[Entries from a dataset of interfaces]
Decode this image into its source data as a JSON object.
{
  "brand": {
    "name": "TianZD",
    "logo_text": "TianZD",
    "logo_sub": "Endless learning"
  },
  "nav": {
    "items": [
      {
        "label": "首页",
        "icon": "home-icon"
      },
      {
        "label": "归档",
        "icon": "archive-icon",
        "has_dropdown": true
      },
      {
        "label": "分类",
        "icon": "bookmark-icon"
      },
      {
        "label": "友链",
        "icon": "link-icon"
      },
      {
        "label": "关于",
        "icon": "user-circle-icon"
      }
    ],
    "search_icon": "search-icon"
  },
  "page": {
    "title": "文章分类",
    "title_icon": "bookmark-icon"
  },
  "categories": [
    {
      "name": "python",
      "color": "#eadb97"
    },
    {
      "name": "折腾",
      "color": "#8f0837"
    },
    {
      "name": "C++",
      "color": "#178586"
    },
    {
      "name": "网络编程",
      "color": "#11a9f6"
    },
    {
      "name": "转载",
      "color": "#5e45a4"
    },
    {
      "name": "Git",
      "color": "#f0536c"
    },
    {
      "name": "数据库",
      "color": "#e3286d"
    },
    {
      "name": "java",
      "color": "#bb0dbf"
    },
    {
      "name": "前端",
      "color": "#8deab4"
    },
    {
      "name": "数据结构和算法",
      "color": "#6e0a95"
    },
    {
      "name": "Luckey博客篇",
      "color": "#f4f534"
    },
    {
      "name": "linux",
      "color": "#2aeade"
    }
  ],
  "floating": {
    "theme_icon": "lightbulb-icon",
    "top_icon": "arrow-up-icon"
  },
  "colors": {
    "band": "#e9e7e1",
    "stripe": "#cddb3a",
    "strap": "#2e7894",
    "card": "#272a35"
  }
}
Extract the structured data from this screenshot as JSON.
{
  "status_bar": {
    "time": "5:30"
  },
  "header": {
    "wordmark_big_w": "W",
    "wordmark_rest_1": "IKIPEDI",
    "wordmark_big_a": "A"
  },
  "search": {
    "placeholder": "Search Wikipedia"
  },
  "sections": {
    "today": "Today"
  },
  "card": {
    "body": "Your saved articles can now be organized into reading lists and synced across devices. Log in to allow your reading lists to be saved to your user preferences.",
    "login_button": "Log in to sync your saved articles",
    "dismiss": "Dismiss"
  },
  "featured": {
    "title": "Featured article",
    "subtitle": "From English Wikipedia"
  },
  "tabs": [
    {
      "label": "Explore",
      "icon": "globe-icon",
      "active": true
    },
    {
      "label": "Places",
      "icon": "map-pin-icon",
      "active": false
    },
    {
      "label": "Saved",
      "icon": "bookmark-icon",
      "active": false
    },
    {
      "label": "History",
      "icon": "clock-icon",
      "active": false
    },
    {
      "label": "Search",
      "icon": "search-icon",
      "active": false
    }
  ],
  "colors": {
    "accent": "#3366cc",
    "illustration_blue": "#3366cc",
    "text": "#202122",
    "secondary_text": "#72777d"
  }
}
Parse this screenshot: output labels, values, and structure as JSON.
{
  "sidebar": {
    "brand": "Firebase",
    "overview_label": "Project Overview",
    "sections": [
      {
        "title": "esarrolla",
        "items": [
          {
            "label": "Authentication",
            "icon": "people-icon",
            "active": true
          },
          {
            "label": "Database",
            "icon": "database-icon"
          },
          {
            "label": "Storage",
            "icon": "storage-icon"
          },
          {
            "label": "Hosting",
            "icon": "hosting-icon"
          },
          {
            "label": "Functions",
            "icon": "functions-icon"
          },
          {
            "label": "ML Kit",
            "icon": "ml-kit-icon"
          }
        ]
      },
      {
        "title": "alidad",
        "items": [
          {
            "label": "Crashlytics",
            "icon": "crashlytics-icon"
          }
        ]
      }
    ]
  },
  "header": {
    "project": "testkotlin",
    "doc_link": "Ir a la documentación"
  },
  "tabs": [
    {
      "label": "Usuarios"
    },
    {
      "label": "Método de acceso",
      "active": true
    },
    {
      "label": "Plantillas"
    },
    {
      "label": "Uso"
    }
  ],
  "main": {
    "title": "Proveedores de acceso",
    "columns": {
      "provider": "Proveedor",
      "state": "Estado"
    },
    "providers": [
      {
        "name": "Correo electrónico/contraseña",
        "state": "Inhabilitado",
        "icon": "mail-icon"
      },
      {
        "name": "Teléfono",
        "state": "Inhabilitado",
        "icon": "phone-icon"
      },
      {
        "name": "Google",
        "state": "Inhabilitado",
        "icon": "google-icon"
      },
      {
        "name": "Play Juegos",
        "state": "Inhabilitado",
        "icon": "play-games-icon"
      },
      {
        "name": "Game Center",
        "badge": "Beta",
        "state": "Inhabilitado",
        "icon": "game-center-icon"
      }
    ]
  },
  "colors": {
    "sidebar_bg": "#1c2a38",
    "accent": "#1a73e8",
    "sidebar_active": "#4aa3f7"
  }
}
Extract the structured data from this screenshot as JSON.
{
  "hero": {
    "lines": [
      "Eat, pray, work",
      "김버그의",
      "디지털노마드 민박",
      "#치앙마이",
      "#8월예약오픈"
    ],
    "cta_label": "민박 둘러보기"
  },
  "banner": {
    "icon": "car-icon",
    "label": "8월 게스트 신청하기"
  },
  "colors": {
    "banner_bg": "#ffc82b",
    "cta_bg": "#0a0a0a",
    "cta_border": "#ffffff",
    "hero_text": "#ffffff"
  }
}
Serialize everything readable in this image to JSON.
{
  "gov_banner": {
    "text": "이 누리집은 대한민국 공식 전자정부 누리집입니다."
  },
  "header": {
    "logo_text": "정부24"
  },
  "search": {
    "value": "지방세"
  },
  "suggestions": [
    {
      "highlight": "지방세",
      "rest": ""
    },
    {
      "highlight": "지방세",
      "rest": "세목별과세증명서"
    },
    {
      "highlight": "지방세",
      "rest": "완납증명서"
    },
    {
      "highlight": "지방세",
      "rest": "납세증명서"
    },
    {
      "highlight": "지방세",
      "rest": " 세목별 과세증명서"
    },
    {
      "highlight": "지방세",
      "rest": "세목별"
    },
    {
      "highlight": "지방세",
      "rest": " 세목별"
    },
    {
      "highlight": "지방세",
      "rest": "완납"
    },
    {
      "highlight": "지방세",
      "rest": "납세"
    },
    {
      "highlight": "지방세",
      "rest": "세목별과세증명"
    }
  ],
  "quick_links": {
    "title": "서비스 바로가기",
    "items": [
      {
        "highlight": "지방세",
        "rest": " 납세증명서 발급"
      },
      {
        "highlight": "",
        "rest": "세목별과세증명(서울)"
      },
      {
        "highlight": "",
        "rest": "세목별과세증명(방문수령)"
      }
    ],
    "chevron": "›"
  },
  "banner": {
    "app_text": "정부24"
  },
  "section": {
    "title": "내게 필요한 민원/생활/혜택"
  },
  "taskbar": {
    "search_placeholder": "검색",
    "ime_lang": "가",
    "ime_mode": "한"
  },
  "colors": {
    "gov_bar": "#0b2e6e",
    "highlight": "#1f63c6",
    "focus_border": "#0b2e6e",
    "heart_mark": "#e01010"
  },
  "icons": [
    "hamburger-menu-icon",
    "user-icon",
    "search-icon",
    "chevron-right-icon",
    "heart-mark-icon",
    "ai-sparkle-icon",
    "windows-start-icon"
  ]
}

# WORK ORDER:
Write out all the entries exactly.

# ANSWER SECTION:
Decode this image into its source data as a JSON object.
{
  "brand": {
    "name": "TianZD",
    "logo_text": "TianZD",
    "logo_sub": "Endless learning"
  },
  "nav": {
    "items": [
      {
        "label": "首页",
        "icon": "home-icon"
      },
      {
        "label": "归档",
        "icon": "archive-icon",
        "has_dropdown": true
      },
      {
        "label": "分类",
        "icon": "bookmark-icon"
      },
      {
        "label": "友链",
        "icon": "link-icon"
      },
      {
        "label": "关于",
        "icon": "user-circle-icon"
      }
    ],
    "search_icon": "search-icon"
  },
  "page": {
    "title": "文章分类",
    "title_icon": "bookmark-icon"
  },
  "categories": [
    {
      "name": "python",
      "color": "#eadb97"
    },
    {
      "name": "折腾",
      "color": "#8f0837"
    },
    {
      "name": "C++",
      "color": "#178586"
    },
    {
      "name": "网络编程",
      "color": "#11a9f6"
    },
    {
      "name": "转载",
      "color": "#5e45a4"
    },
    {
      "name": "Git",
      "color": "#f0536c"
    },
    {
      "name": "数据库",
      "color": "#e3286d"
    },
    {
      "name": "java",
      "color": "#bb0dbf"
    },
    {
      "name": "前端",
      "color": "#8deab4"
    },
    {
      "name": "数据结构和算法",
      "color": "#6e0a95"
    },
    {
      "name": "Luckey博客篇",
      "color": "#f4f534"
    },
    {
      "name": "linux",
      "color": "#2aeade"
    }
  ],
  "floating": {
    "theme_icon": "lightbulb-icon",
    "top_icon": "arrow-up-icon"
  },
  "colors": {
    "band": "#e9e7e1",
    "stripe": "#cddb3a",
    "strap": "#2e7894",
    "card": "#272a35"
  }
}
Extract the structured data from this screenshot as JSON.
{
  "status_bar": {
    "time": "5:30"
  },
  "header": {
    "wordmark_big_w": "W",
    "wordmark_rest_1": "IKIPEDI",
    "wordmark_big_a": "A"
  },
  "search": {
    "placeholder": "Search Wikipedia"
  },
  "sections": {
    "today": "Today"
  },
  "card": {
    "body": "Your saved articles can now be organized into reading lists and synced across devices. Log in to allow your reading lists to be saved to your user preferences.",
    "login_button": "Log in to sync your saved articles",
    "dismiss": "Dismiss"
  },
  "featured": {
    "title": "Featured article",
    "subtitle": "From English Wikipedia"
  },
  "tabs": [
    {
      "label": "Explore",
      "icon": "globe-icon",
      "active": true
    },
    {
      "label": "Places",
      "icon": "map-pin-icon",
      "active": false
    },
    {
      "label": "Saved",
      "icon": "bookmark-icon",
      "active": false
    },
    {
      "label": "History",
      "icon": "clock-icon",
      "active": false
    },
    {
      "label": "Search",
      "icon": "search-icon",
      "active": false
    }
  ],
  "colors": {
    "accent": "#3366cc",
    "illustration_blue": "#3366cc",
    "text": "#202122",
    "secondary_text": "#72777d"
  }
}
Parse this screenshot: output labels, values, and structure as JSON.
{
  "sidebar": {
    "brand": "Firebase",
    "overview_label": "Project Overview",
    "sections": [
      {
        "title": "esarrolla",
        "items": [
          {
            "label": "Authentication",
            "icon": "people-icon",
            "active": true
          },
          {
            "label": "Database",
            "icon": "database-icon"
          },
          {
            "label": "Storage",
            "icon": "storage-icon"
          },
          {
            "label": "Hosting",
            "icon": "hosting-icon"
          },
          {
            "label": "Functions",
            "icon": "functions-icon"
          },
          {
            "label": "ML Kit",
            "icon": "ml-kit-icon"
          }
        ]
      },
      {
        "title": "alidad",
        "items": [
          {
            "label": "Crashlytics",
            "icon": "crashlytics-icon"
          }
        ]
      }
    ]
  },
  "header": {
    "project": "testkotlin",
    "doc_link": "Ir a la documentación"
  },
  "tabs": [
    {
      "label": "Usuarios"
    },
    {
      "label": "Método de acceso",
      "active": true
    },
    {
      "label": "Plantillas"
    },
    {
      "label": "Uso"
    }
  ],
  "main": {
    "title": "Proveedores de acceso",
    "columns": {
      "provider": "Proveedor",
      "state": "Estado"
    },
    "providers": [
      {
        "name": "Correo electrónico/contraseña",
        "state": "Inhabilitado",
        "icon": "mail-icon"
      },
      {
        "name": "Teléfono",
        "state": "Inhabilitado",
        "icon": "phone-icon"
      },
      {
        "name": "Google",
        "state": "Inhabilitado",
        "icon": "google-icon"
      },
      {
        "name": "Play Juegos",
        "state": "Inhabilitado",
        "icon": "play-games-icon"
      },
      {
        "name": "Game Center",
        "badge": "Beta",
        "state": "Inhabilitado",
        "icon": "game-center-icon"
      }
    ]
  },
  "colors": {
    "sidebar_bg": "#1c2a38",
    "accent": "#1a73e8",
    "sidebar_active": "#4aa3f7"
  }
}
Extract the structured data from this screenshot as JSON.
{
  "hero": {
    "lines": [
      "Eat, pray, work",
      "김버그의",
      "디지털노마드 민박",
      "#치앙마이",
      "#8월예약오픈"
    ],
    "cta_label": "민박 둘러보기"
  },
  "banner": {
    "icon": "car-icon",
    "label": "8월 게스트 신청하기"
  },
  "colors": {
    "banner_bg": "#ffc82b",
    "cta_bg": "#0a0a0a",
    "cta_border": "#ffffff",
    "hero_text": "#ffffff"
  }
}
Serialize everything readable in this image to JSON.
{
  "gov_banner": {
    "text": "이 누리집은 대한민국 공식 전자정부 누리집입니다."
  },
  "header": {
    "logo_text": "정부24"
  },
  "search": {
    "value": "지방세"
  },
  "suggestions": [
    {
      "highlight": "지방세",
      "rest": ""
    },
    {
      "highlight": "지방세",
      "rest": "세목별과세증명서"
    },
    {
      "highlight": "지방세",
      "rest": "완납증명서"
    },
    {
      "highlight": "지방세",
      "rest": "납세증명서"
    },
    {
      "highlight": "지방세",
      "rest": " 세목별 과세증명서"
    },
    {
      "highlight": "지방세",
      "rest": "세목별"
    },
    {
      "highlight": "지방세",
      "rest": " 세목별"
    },
    {
      "highlight": "지방세",
      "rest": "완납"
    },
    {
      "highlight": "지방세",
      "rest": "납세"
    },
    {
      "highlight": "지방세",
      "rest": "세목별과세증명"
    }
  ],
  "quick_links": {
    "title": "서비스 바로가기",
    "items": [
      {
        "highlight": "지방세",
        "rest": " 납세증명서 발급"
      },
      {
        "highlight": "",
        "rest": "세목별과세증명(서울)"
      },
      {
        "highlight": "",
        "rest": "세목별과세증명(방문수령)"
      }
    ],
    "chevron": "›"
  },
  "banner": {
    "app_text": "정부24"
  },
  "section": {
    "title": "내게 필요한 민원/생활/혜택"
  },
  "taskbar": {
    "search_placeholder": "검색",
    "ime_lang": "가",
    "ime_mode": "한"
  },
  "colors": {
    "gov_bar": "#0b2e6e",
    "highlight": "#1f63c6",
    "focus_border": "#0b2e6e",
    "heart_mark": "#e01010"
  },
  "icons": [
    "hamburger-menu-icon",
    "user-icon",
    "search-icon",
    "chevron-right-icon",
    "heart-mark-icon",
    "ai-sparkle-icon",
    "windows-start-icon"
  ]
}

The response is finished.